by Matt Alderton | February 21, 2018
Just a few months after Hurricane Irma tore through the Atlantic Ocean, the Florida Keys are back in business. Back in the incentive business, to be exact, as two new resorts have opened to incentive groups in Key Largo, the first of the Florida Keys and the self-proclaimed "Dive Capital of the World."

The first resort, Dolphin Point Villas, opened in December and includes six standalone villa homes, five of which offer one to three bedrooms. The sixth, known as the Nautilus House estate, has five bedrooms that sleep up to 16 people, not to mention a private pool and a wrap-around porch. Located adjacent to Dolphins Plus, a dolphin research and interaction center where guests can swim with the playful marine mammals, the property has two pools, offers complimentary paddleboards and kayaks, and can host events for up to 100 people, including corporate retreats for groups of up to 62. 

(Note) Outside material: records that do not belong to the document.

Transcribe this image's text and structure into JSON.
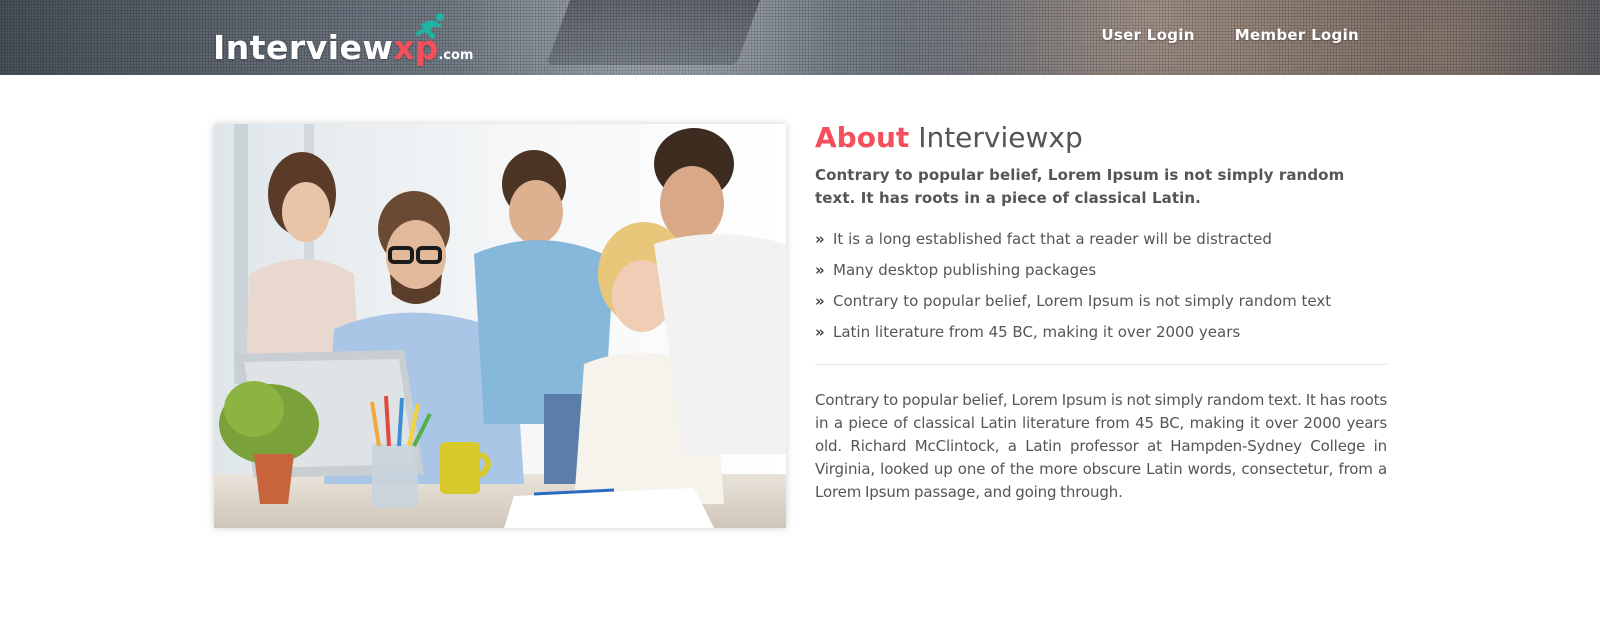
{
  "header": {
    "logo": {
      "main": "Interview",
      "accent": "xp",
      "suffix": ".com"
    },
    "nav": [
      {
        "label": "User Login"
      },
      {
        "label": "Member Login"
      }
    ]
  },
  "about": {
    "title_accent": "About",
    "title_rest": "Interviewxp",
    "lead": "Contrary to popular belief, Lorem Ipsum is not simply random text. It has roots in a piece of classical Latin.",
    "bullets": [
      "It is a long established fact that a reader will be distracted",
      "Many desktop publishing packages",
      "Contrary to popular belief, Lorem Ipsum is not simply random text",
      "Latin literature from 45 BC, making it over 2000 years"
    ],
    "paragraph": "Contrary to popular belief, Lorem Ipsum is not simply random text. It has roots in a piece of classical Latin literature from 45 BC, making it over 2000 years old. Richard McClintock, a Latin professor at Hampden-Sydney College in Virginia, looked up one of the more obscure Latin words, consectetur, from a Lorem Ipsum passage, and going through."
  },
  "icons": {
    "bullet": "double-chevron-right-icon",
    "logo_figure": "running-figure-icon"
  },
  "colors": {
    "accent": "#f44f5c",
    "logo_figure": "#1fb3a3",
    "text": "#555555"
  }
}
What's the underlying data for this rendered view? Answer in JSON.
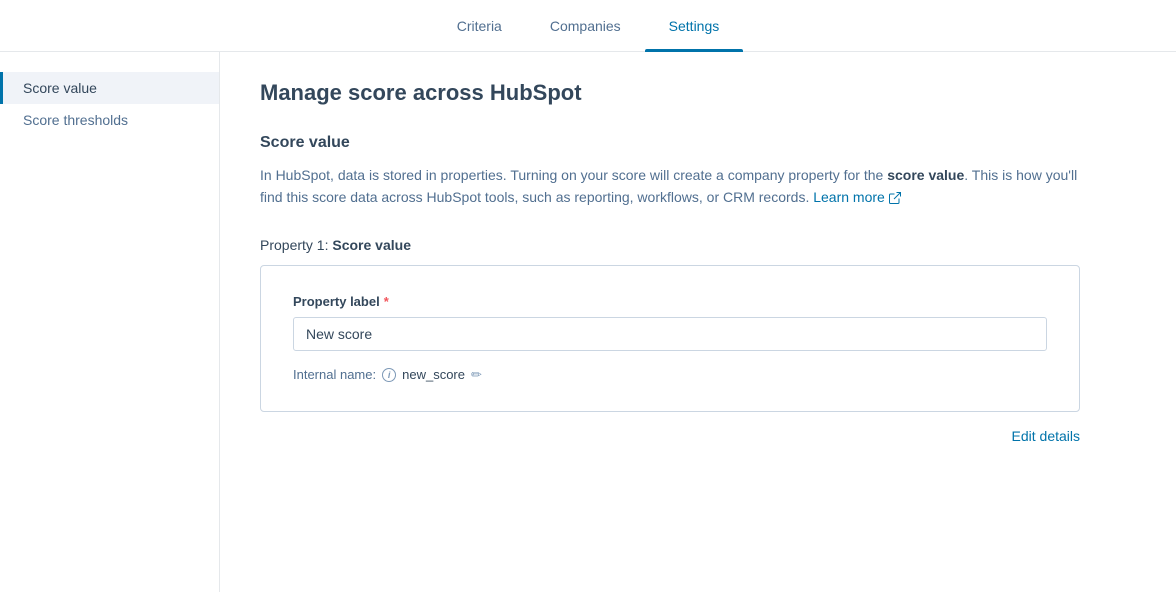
{
  "nav": {
    "tabs": [
      {
        "id": "criteria",
        "label": "Criteria",
        "active": false
      },
      {
        "id": "companies",
        "label": "Companies",
        "active": false
      },
      {
        "id": "settings",
        "label": "Settings",
        "active": true
      }
    ]
  },
  "sidebar": {
    "items": [
      {
        "id": "score-value",
        "label": "Score value",
        "active": true
      },
      {
        "id": "score-thresholds",
        "label": "Score thresholds",
        "active": false
      }
    ]
  },
  "main": {
    "page_title": "Manage score across HubSpot",
    "section_title": "Score value",
    "description_part1": "In HubSpot, data is stored in properties. Turning on your score will create a company property for the ",
    "description_bold": "score value",
    "description_part2": ". This is how you'll find this score data across HubSpot tools, such as reporting, workflows, or CRM records.",
    "learn_more_label": "Learn more",
    "property_heading_prefix": "Property 1: ",
    "property_heading_bold": "Score value",
    "property_label_field": "Property label",
    "required_marker": "*",
    "property_label_value": "New score",
    "internal_name_label": "Internal name:",
    "internal_name_value": "new_score",
    "edit_details_label": "Edit details"
  }
}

The second resort, Bungalows Key Largo (pictured), is the Keys' first all-inclusive resort. Scheduled to open in April, it occupies 12 acres and will have 135 freestanding accommodations -- including 30 waterfront bungalows -- most of which total 1,000 square feet and come with their own outdoor plunge pools or tubs. Amenities will include two in-ground pools, multiple indoor and outdoor dining options, 1,000 feet of shoreline, three piers for boats up to 40 feet, and a boutique spa with men's and women's locker rooms, a state-of-the-art steam room, a hot sauna, indoor relaxation areas, and four outdoor treatment cabanas adjacent to a "Zen Pool" where pool attendants will serve spa-inspired cocktails and beverages. Additionally, the property will have 4,000 square feet of event space for groups of up to 270, and will offer a full buyout option.

According to a January update from the Monroe County Tourist Development Council, 77 percent of all Florida Keys lodging units -- many with meeting facilities --are back online following Hurricane Irma, as are all major attractions and most major restaurants and bars. Along with Key West, it said, Key Largo was the Keys' least impacted destination.